##### RECORDS FOR THIS TASK #####

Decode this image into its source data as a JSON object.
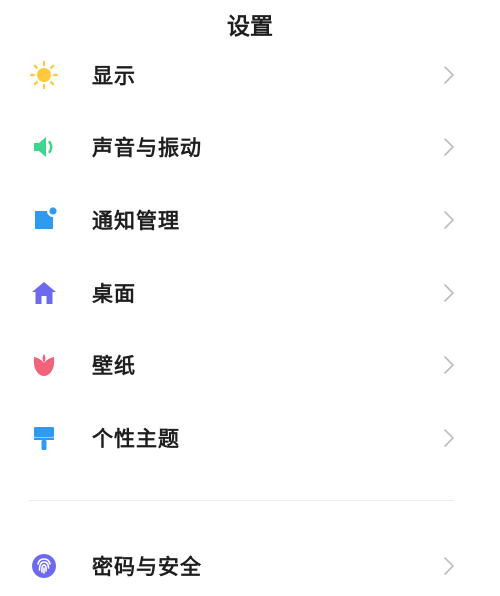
{
  "header": {
    "title": "设置"
  },
  "settings": {
    "items": [
      {
        "label": "显示",
        "icon": "sun-icon",
        "color": "#FFC93C"
      },
      {
        "label": "声音与振动",
        "icon": "speaker-icon",
        "color": "#3DD68C"
      },
      {
        "label": "通知管理",
        "icon": "notification-icon",
        "color": "#2F9BF0"
      },
      {
        "label": "桌面",
        "icon": "home-icon",
        "color": "#6E6AF0"
      },
      {
        "label": "壁纸",
        "icon": "tulip-icon",
        "color": "#F0637A"
      },
      {
        "label": "个性主题",
        "icon": "paint-brush-icon",
        "color": "#2F9BF0"
      }
    ],
    "security": {
      "label": "密码与安全",
      "icon": "fingerprint-icon",
      "color": "#6E6AF0"
    }
  },
  "colors": {
    "background": "#FFFFFF",
    "text": "#1E1E1E",
    "chevron": "#BDBDBD",
    "divider": "#ECECEC"
  }
}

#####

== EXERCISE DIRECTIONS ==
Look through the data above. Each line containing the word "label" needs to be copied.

== TASK RESULT ==
        "label": "显示",
        "label": "声音与振动",
        "label": "通知管理",
        "label": "桌面",
        "label": "壁纸",
        "label": "个性主题",
      "label": "密码与安全",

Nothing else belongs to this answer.